1453 Gilbert Talbot was killed at the Battle of Chatillan.
1460 Was granted to William Herbert, a Yorkist.
* Given to John, 3rd Earl of Shrewsbury.
1473 John, 3rd Earl of Shrewsbury died.
15 C A two storey building was added between the Solar and the gatehouse. A second storey was added to the rectangular building on the eastern side of the courtyard. This included a fireplace. Windows placed in the east and west walls of the chapel.
1616 The 7th earl of Shrewsbury died without issue and the castle passed to Henry Grey, Earl of Kent. It was left unoccupied.
1643 Held by Parliament. The Earl of Stamford garrisoned the castle.
1645 Held by Royalists.
1646 Was taken by Royalist Sir Henry Lingen. Colonal Birch, Colonal Kyrle and 500 foot and mounted soldiers tried to take it back but they only managed to burn the stables.
1646 31st July: Roundheads laid siege to the castle and they mined under the walls on the river side. The castle surrendered and it was partially demolished.
1646 25th August: Colonal Birch requested the destruction of the castle, but it was only slighted.
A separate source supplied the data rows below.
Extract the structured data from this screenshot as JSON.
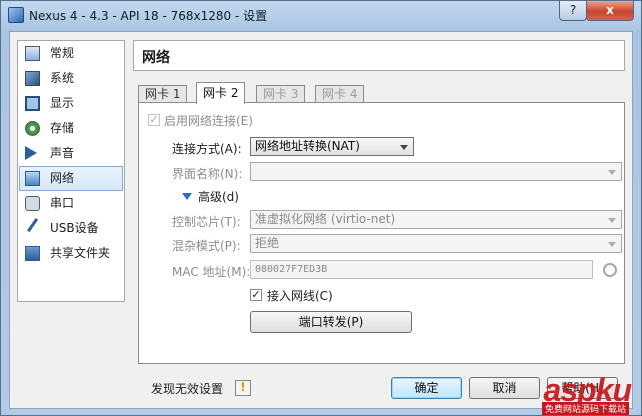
{
  "window": {
    "title": "Nexus 4 - 4.3 - API 18 - 768x1280 - 设置",
    "help_label": "?",
    "close_label": "x"
  },
  "sidebar": {
    "items": [
      {
        "label": "常规",
        "icon": "general-icon"
      },
      {
        "label": "系统",
        "icon": "system-icon"
      },
      {
        "label": "显示",
        "icon": "display-icon"
      },
      {
        "label": "存储",
        "icon": "storage-icon"
      },
      {
        "label": "声音",
        "icon": "audio-icon"
      },
      {
        "label": "网络",
        "icon": "network-icon",
        "selected": true
      },
      {
        "label": "串口",
        "icon": "serial-port-icon"
      },
      {
        "label": "USB设备",
        "icon": "usb-icon"
      },
      {
        "label": "共享文件夹",
        "icon": "shared-folder-icon"
      }
    ]
  },
  "page": {
    "title": "网络"
  },
  "tabs": [
    {
      "label": "网卡 1",
      "state": "normal"
    },
    {
      "label": "网卡 2",
      "state": "active"
    },
    {
      "label": "网卡 3",
      "state": "disabled"
    },
    {
      "label": "网卡 4",
      "state": "disabled"
    }
  ],
  "adapter": {
    "enable_label": "启用网络连接(E)",
    "enable_checked": true,
    "attached_to_label": "连接方式(A):",
    "attached_to_value": "网络地址转换(NAT)",
    "name_label": "界面名称(N):",
    "name_value": "",
    "advanced_label": "高级(d)",
    "adapter_type_label": "控制芯片(T):",
    "adapter_type_value": "准虚拟化网络 (virtio-net)",
    "promiscuous_label": "混杂模式(P):",
    "promiscuous_value": "拒绝",
    "mac_label": "MAC 地址(M):",
    "mac_value": "080027F7ED3B",
    "cable_label": "接入网线(C)",
    "cable_checked": true,
    "port_forward_label": "端口转发(P)"
  },
  "footer": {
    "invalid_settings_label": "发现无效设置",
    "warning_icon": "!",
    "ok_label": "确定",
    "cancel_label": "取消",
    "help_label": "帮助(H)"
  },
  "watermark": {
    "brand": "aspku",
    "tagline": "免费网站源码下载站"
  },
  "colors": {
    "title_bar": "#b4cbe5",
    "selected_item": "#d7e8f9",
    "accent": "#2a72c8"
  }
}
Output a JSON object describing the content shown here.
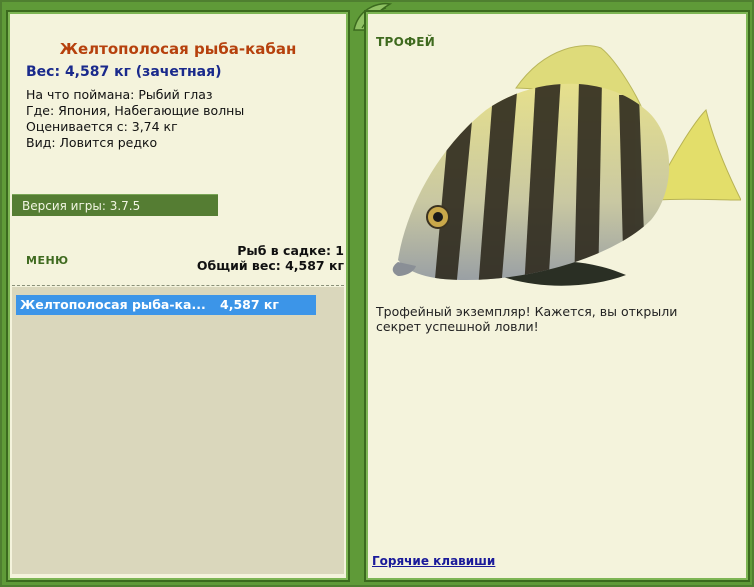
{
  "fish": {
    "title": "Желтополосая рыба-кабан",
    "weight": "Вес: 4,587 кг (зачетная)",
    "details": [
      "На что поймана: Рыбий глаз",
      "Где: Япония, Набегающие волны",
      "Оценивается с: 3,74 кг",
      "Вид: Ловится редко"
    ]
  },
  "version": "Версия игры: 3.7.5",
  "menu_label": "МЕНЮ",
  "stats": {
    "count": "Рыб в садке: 1",
    "total": "Общий вес: 4,587 кг"
  },
  "catch_list": [
    {
      "name": "Желтополосая рыба-ка...",
      "weight": "4,587 кг"
    }
  ],
  "trophy": {
    "label": "ТРОФЕЙ",
    "description": "Трофейный экземпляр! Кажется, вы открыли секрет успешной ловли!"
  },
  "hotkeys": "Горячие клавиши",
  "colors": {
    "frame": "#5f9a38",
    "panel_bg": "#f4f3dc",
    "title": "#b6410d",
    "weight": "#1a2a8c",
    "selected_row": "#3c95e8"
  }
}
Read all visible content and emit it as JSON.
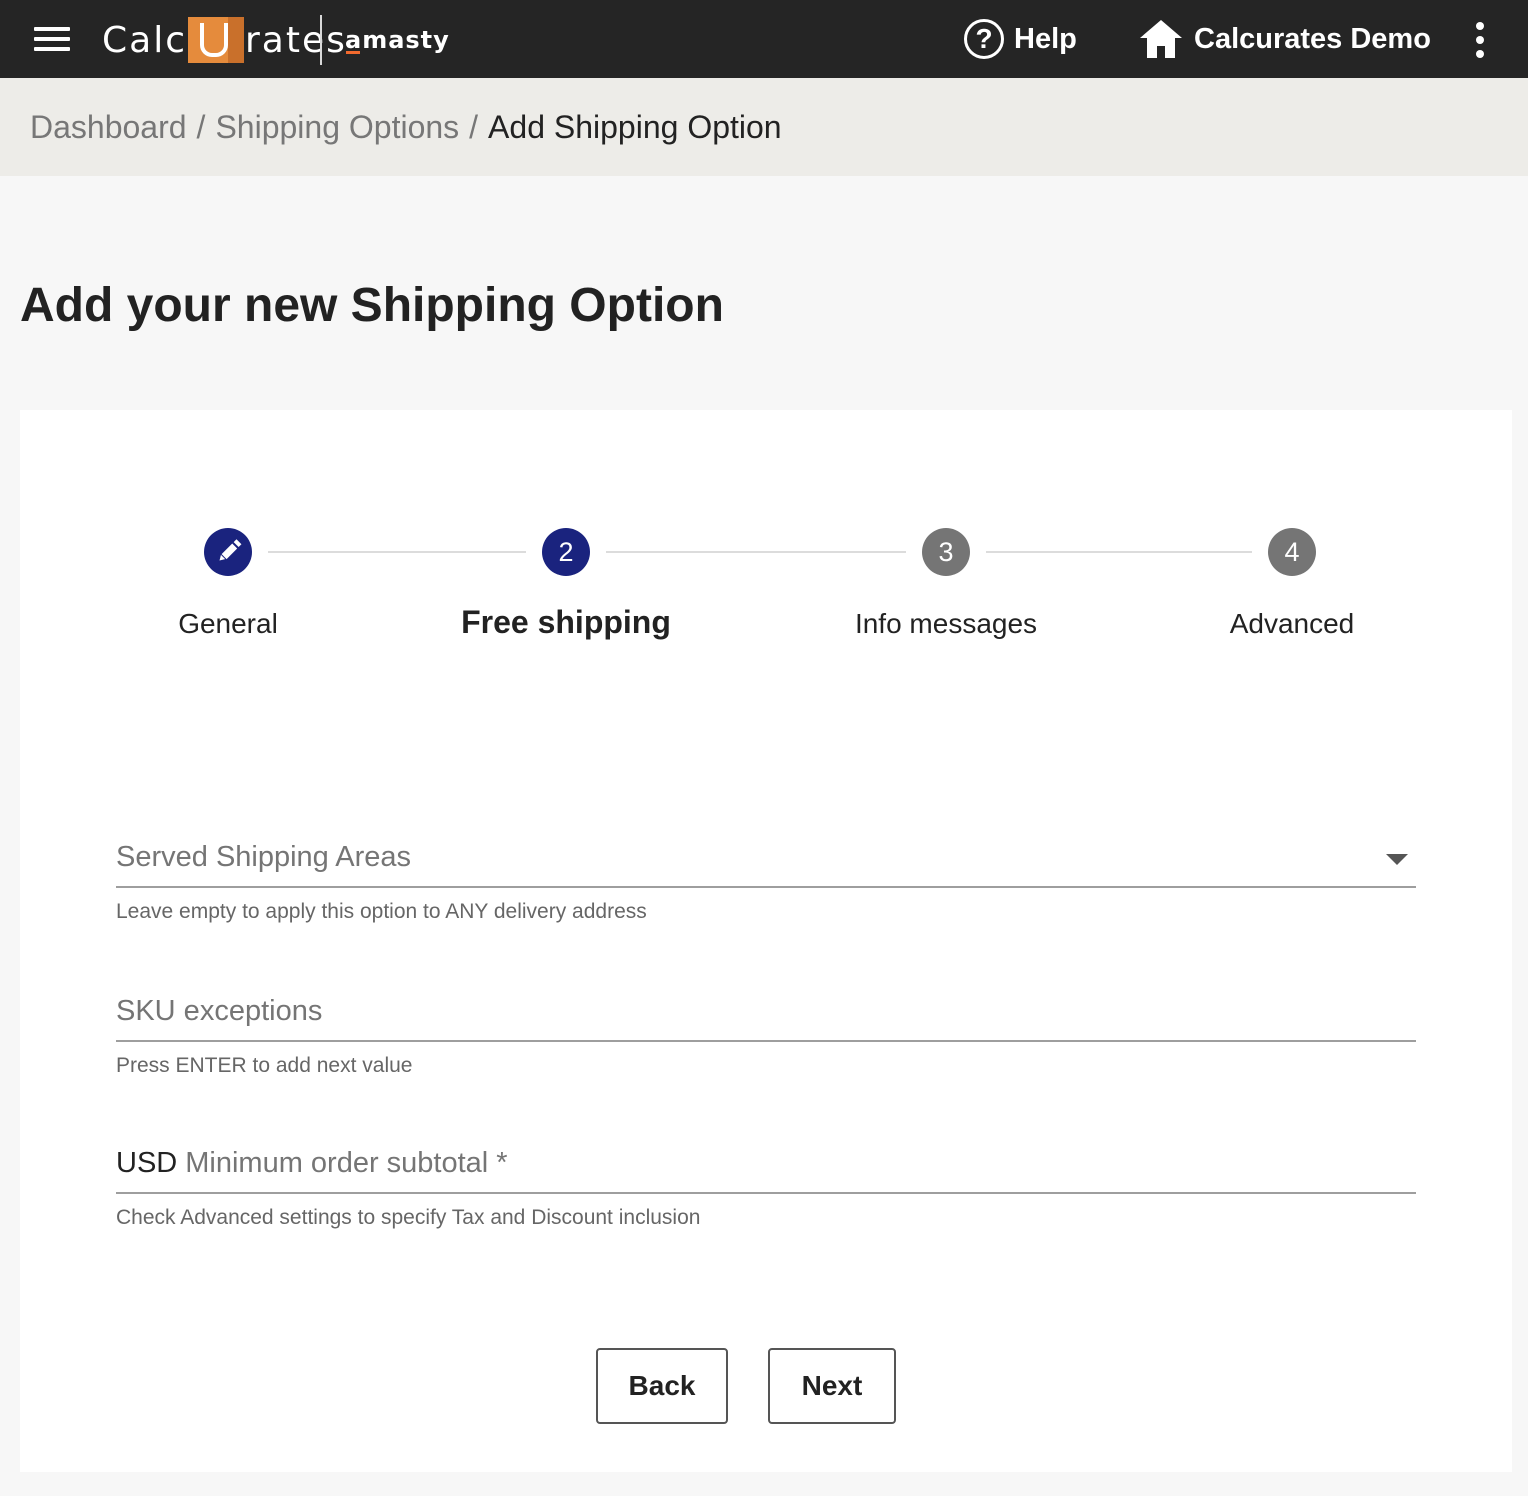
{
  "header": {
    "logo_left": "Calc",
    "logo_right": "rates",
    "partner_brand": "amasty",
    "help_label": "Help",
    "store_label": "Calcurates Demo"
  },
  "breadcrumb": {
    "items": [
      "Dashboard",
      "Shipping Options"
    ],
    "separator": "/",
    "current": "Add Shipping Option"
  },
  "page": {
    "title": "Add your new Shipping Option"
  },
  "stepper": {
    "steps": [
      {
        "number": "",
        "label": "General",
        "state": "completed"
      },
      {
        "number": "2",
        "label": "Free shipping",
        "state": "active"
      },
      {
        "number": "3",
        "label": "Info messages",
        "state": "pending"
      },
      {
        "number": "4",
        "label": "Advanced",
        "state": "pending"
      }
    ],
    "active_color": "#1a237e",
    "pending_color": "#757575"
  },
  "form": {
    "shipping_areas": {
      "placeholder": "Served Shipping Areas",
      "hint": "Leave empty to apply this option to ANY delivery address"
    },
    "sku_exceptions": {
      "placeholder": "SKU exceptions",
      "hint": "Press ENTER to add next value"
    },
    "min_subtotal": {
      "currency": "USD",
      "placeholder": "Minimum order subtotal *",
      "hint": "Check Advanced settings to specify Tax and Discount inclusion"
    }
  },
  "actions": {
    "back_label": "Back",
    "next_label": "Next"
  },
  "icons": {
    "menu": "hamburger-menu-icon",
    "help": "help-circle-icon",
    "store": "home-icon",
    "more": "more-vert-icon",
    "step_done": "pencil-icon",
    "select": "dropdown-arrow-icon"
  },
  "colors": {
    "topbar": "#252525",
    "breadcrumb_bg": "#edece8",
    "logo_accent": "#e58b3c",
    "brand_accent": "#f26a2e"
  }
}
1740 The Earl of Kent sold it to Admiral Thomas Griffen.
1920 Given to the Commissioner of Works.
1984 Owned by English Heritage.
1985 Excavated by City of Hereford Archaeological Committee.
1988 Watching Brief by City of Hereford Archaeological Committee.
1990 Architectural Survey by City of Hereford Archaeological Unit
1996 Excavated by City of Hereford Archaeological Committee.
2002-2006 Part of the Gloucestershire National Mapping Programme.